Forest Lodge LLC—a venture that includes developer and Virginia National Bank Vice Chairman Hunter Craig* and Dave Matthews Band manager Coran Capshaw—have filed a civil case in Albemarle County Circuit Court to contest land preservation tax credits received after they sold Biscuit Run to the state.
Craig Bell, the McGuire Woods attorney representing Forest Lodge, told C-VILLE that he anticipates a response from Attorney General Ken Cuccinelli’s office sometime near Thanksgiving.
In the filing, Forest Lodge contends that Biscuit Run—which was rezoned Neighborhood Model District in 2007, and thus became eligible for up to 3,000 units and 150,000 square feet of commercial space—did not receive a fair market value appraisal. That rezoning, claims Forest Lodge, “substantially increased the fair market value of Biscuit Run.”
According to documents obtained by C-VILLE last year, Forest Lodge submitted an appraisal that valued the Biscuit Run tract at $87.7 million—a total that would have made investors eligible for $31.2 million in tax credits, and helped to cut losses on the 1,200-acre site that investors bought for $46 million in 2006. Coupled with the $9.8 million that Virginia paid for the 1,200-acre site, $31.2 million in tax credits—which may be sold at 80 cents on the dollar—would have brought Forest Lodge closer to breaking even.
Instead, the state accepted an appraisal from the Virginia Department of Transportation, which listed Biscuit Run’s fair market value at $12 million, and offered investors $11.7 million in tax credits. Court documents allege that state Assistant Tax Commissioner Larry Durbin “stated [to Forest Lodge members]…that he felt the appraised value as determined by the Piedmont Appraisal Company was simply ‘too high’ in his opinion.”
So, how did those appraisals differ by more than $70 million?
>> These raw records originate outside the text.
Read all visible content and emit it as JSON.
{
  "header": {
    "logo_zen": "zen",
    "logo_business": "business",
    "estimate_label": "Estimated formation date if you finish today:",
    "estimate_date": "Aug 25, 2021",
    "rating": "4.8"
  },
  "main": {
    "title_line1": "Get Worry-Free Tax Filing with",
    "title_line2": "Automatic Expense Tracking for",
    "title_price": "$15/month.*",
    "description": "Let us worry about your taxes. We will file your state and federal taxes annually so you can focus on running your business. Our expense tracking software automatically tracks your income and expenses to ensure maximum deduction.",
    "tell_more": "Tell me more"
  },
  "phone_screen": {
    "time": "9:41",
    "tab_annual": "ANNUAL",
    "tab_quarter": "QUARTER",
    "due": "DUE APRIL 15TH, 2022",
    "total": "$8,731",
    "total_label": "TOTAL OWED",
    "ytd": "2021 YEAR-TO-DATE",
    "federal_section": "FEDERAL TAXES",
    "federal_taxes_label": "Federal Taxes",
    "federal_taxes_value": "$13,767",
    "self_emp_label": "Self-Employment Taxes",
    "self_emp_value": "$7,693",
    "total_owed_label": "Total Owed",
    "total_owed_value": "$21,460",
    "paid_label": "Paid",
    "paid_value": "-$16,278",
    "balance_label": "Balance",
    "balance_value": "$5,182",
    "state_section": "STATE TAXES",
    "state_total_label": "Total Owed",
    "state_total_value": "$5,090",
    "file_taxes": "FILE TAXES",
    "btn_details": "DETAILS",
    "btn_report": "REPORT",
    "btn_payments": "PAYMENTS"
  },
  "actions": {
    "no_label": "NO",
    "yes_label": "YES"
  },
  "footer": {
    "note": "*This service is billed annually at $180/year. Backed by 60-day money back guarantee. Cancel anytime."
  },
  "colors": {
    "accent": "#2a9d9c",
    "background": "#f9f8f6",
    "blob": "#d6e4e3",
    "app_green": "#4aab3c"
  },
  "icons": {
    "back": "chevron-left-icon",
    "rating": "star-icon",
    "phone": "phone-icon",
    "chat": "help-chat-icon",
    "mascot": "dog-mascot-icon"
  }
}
In their filing, Forest Lodge compares its appraisal with that conducted by the Department of Transportation, as well as appraisals conducted by Richmond attorney and developer Randy Salzman, who pegged Biscuit Run’s value at $39 million, and Samuel Long, a Roanoke appraiser called in after Forest Lodge filed an administrative appeal. Forest Lodge alleges that the unfavorable appraisals compared Biscuit Run to other sales outside of the Charlottesville-Albemarle market, or used a different “absorption rate”—the pace at which all Biscuit Run units would be claimed.
Forest Lodge’s Piedmont appraisal “estimated Biscuit Run to be sold out in 10 to 11 years…[at an annual rate of] approximately 300 units, 50 of which are affordable units.” The Salzman appraisal, in comparison, “estimated that it would take 16 years.”
Two of the appraisals that placed Biscuit Run’s value above $80 million used sales comparisons from September 2008 or earlier. Asked about the applicability of sales prior to the financial crisis, Bell said such comparisons depend on multiple factors.
“You have to really look at what adjustments are made,” said Bell. “If a sale is three or four years before or after, [appraisers] have to make adjustments to the time factor, and explain that. They would make those adjustments, as well as those for topography, zoning.”
Not to mention size. As Bell also pointed out, there were not many other parcels the size of Biscuit Run changing hands in Albemarle.
“I don’t think there were a lot of 1,200-acre parcels being sold in Albemarle County,” Bell told C-VILLE. “That’s one of the areas of difficulty.”
*A previous version of this story stated that Hunter Craig was chairman of VNB. He is vice chairman.